Over 60,000 people from all over the world converged in Johannesburg, South Africa, from 26 August to 4 September for the World Summit on Sustainable Development, WSSD, to discuss issues relating to the environment and development. This was ten years after the UN Earth Summit in Rio de Janeiro, Brazil. This issue of AFRICANEWS focuses on what transpired at the WSSD and pays a special interest in water and sanitation as a recipe for sustainable development.
Bob van Dillen of Cooperation Internatioale Pour le Development la Solidarite, CIDSE, and one of the civil society 'advisors' in the EU delegation commented in the Eurodad/OneWorld Online forum that the final outcome was very disappointing. He also quoted Jan Pronk, Kofi Annan s special envoy to WSSD as saying: There is a huge gap between what the delegates have managed to achieve here and people s expectations.
So, was the Summit just another talk shop? Did the Summit meet its goal and did it offer any window of opportunity for African countries in their struggle to solve the myriad of challenges relating to sustainable development and environment?
AFRICANEWS special correspondent, Francis Rangoajane, highlights pertinent issues of concern affecting the African continent, some of which turned out to be contentious. He reports that the failure of the delegates to take a decisive stand with regard to poverty eradication, agricultural subsidies, global warming and climate change, are among the stumbling blocks towards sustainable development in developing countries.
But he is also concerned about the commitment of the current leadership in Africa in implementing the 2002 World Summit Plan of Implementation. And with the endorsement of the recently launched New Partnership for Africa Development (NEPAD), Rangoajane is skeptical that it will stand firm independently for the interest of the African continent
Find the two final documents that make up the Johannesburg Declaration on Sustainable Development at http://www.iisd.ca/linkages/2002/wssd/0409_l6rev2_pol_decl.pdf and http://www.iisd.ca/linkages/2002/wssd/0409_l6_rev2_corr1.pdf.

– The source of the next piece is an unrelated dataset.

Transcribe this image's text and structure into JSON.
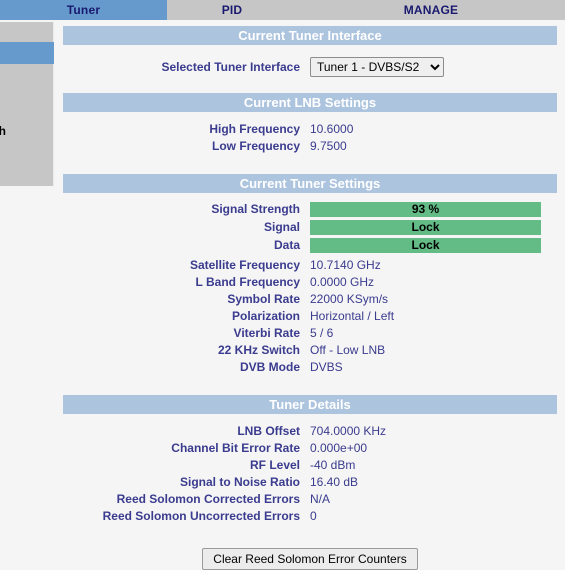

According to a Framework for Action on Water and Sanitation document prepared for WSSD, over one billion people in the world do not have access to water, and at least 2.4 billion do not have proper sanitation. In Africa, half the people in rural areas have no access to safe water and 52 percent of the rural population lack sanitation. Two stories from Kenya illustrate this scenario. Zachary Ochieng, AFRICANEWS assistant editor, cites recent reports on water and sanitation. According to the reports, access to clean water and a habitable environment for residents in low - income households, slums and informal settlements is but a dream. The water crisis in the country, as Eric Maino reports, is as a result of carelessness and poor planning and management by the municipalitie s water departments. However, a national Water Bill now awaiting debate in parliament provides a ray of hope in this desperate situation.
Related to water is the looming drought in the Southern Africa countries. From Swaziland, the problem is not lack of water as the country has many rivers and streams but poor land and water management policies, James Hall reports.
And during the WSSD conference, Miloon Kothari, Special Rapporteur on Adequate Housing said that though privatisation of water is seen by some governments as the solution to water management problems, it does not work. From Ghana, an action group has taken the government head on in its bid to pivatise the water, Santuah Niagia reports.
Other stories not related to the main theme are on gender violence in Zimbabwe, the looming strike by Kenyan teachers over government s refusal to honour a pay deal agreed upon in 1997.